__WORK REQUEST__: Say how many lines of the data below have the word "快捷方式" in them. Add nothing else.

__AVAILABLE DATA__:

☆ ☆ ☆ ☆ ☆

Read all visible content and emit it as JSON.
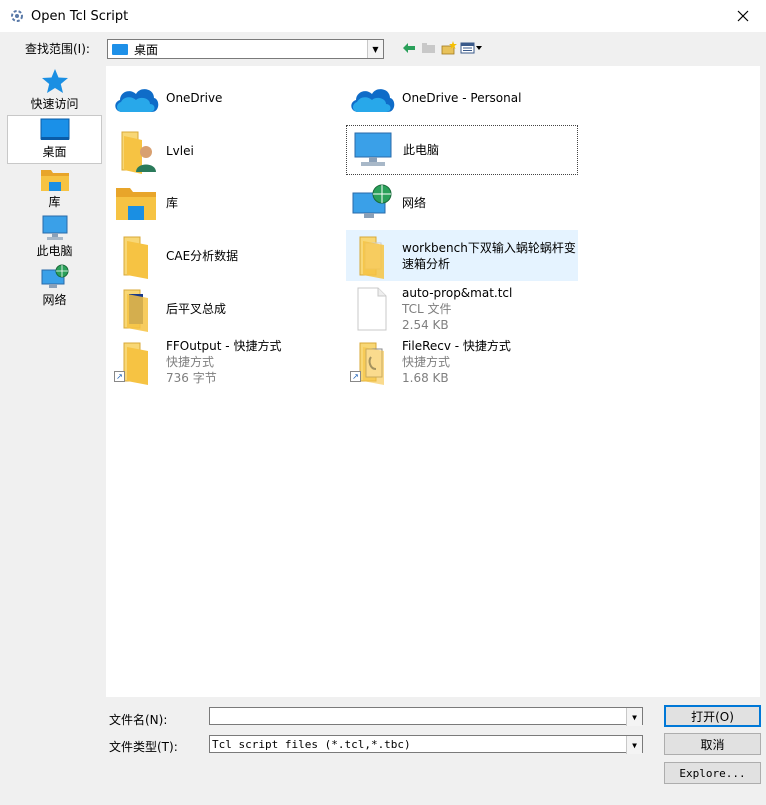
{
  "window": {
    "title": "Open Tcl Script"
  },
  "lookin": {
    "label": "查找范围(I):",
    "value": "桌面"
  },
  "places": [
    {
      "label": "快速访问",
      "icon": "star-icon"
    },
    {
      "label": "桌面",
      "icon": "desktop-icon"
    },
    {
      "label": "库",
      "icon": "library-icon"
    },
    {
      "label": "此电脑",
      "icon": "computer-icon"
    },
    {
      "label": "网络",
      "icon": "network-icon"
    }
  ],
  "items": [
    {
      "name": "OneDrive",
      "icon": "onedrive-icon"
    },
    {
      "name": "OneDrive - Personal",
      "icon": "onedrive-icon"
    },
    {
      "name": "Lvlei",
      "icon": "user-folder-icon"
    },
    {
      "name": "此电脑",
      "icon": "computer-icon"
    },
    {
      "name": "库",
      "icon": "library-icon"
    },
    {
      "name": "网络",
      "icon": "network-icon"
    },
    {
      "name": "CAE分析数据",
      "icon": "folder-icon"
    },
    {
      "name_line1": "workbench下双输入蜗轮蜗杆变",
      "name_line2": "速箱分析",
      "icon": "folder-icon"
    },
    {
      "name": "后平叉总成",
      "icon": "folder-icon"
    },
    {
      "name": "auto-prop&mat.tcl",
      "type": "TCL 文件",
      "size": "2.54 KB",
      "icon": "file-icon"
    },
    {
      "name": "FFOutput - 快捷方式",
      "type": "快捷方式",
      "size": "736 字节",
      "icon": "shortcut-folder-icon"
    },
    {
      "name": "FileRecv - 快捷方式",
      "type": "快捷方式",
      "size": "1.68 KB",
      "icon": "shortcut-folder-icon"
    }
  ],
  "filename": {
    "label": "文件名(N):",
    "value": ""
  },
  "filetype": {
    "label": "文件类型(T):",
    "value": "Tcl script files (*.tcl,*.tbc)"
  },
  "buttons": {
    "open": "打开(O)",
    "cancel": "取消",
    "explore": "Explore..."
  },
  "colors": {
    "accent": "#0078d7",
    "folder": "#f8d775",
    "hover": "#e5f3ff"
  }
}
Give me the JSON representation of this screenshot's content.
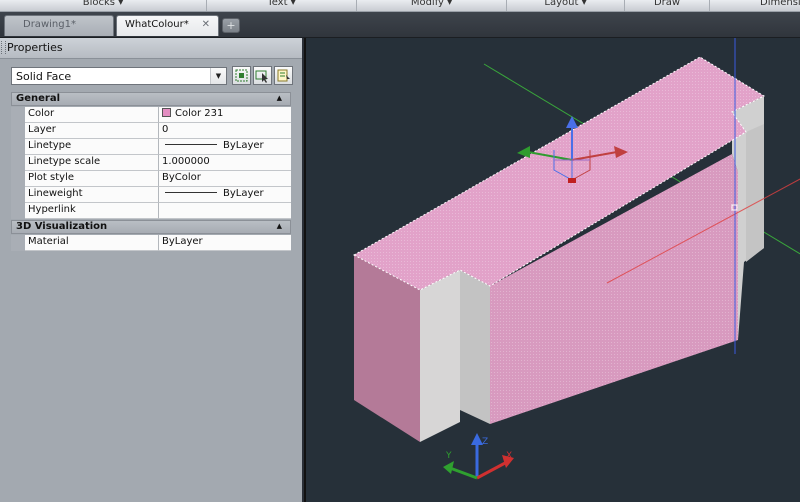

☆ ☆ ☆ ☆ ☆

__THE COMPLETED TASK__: 4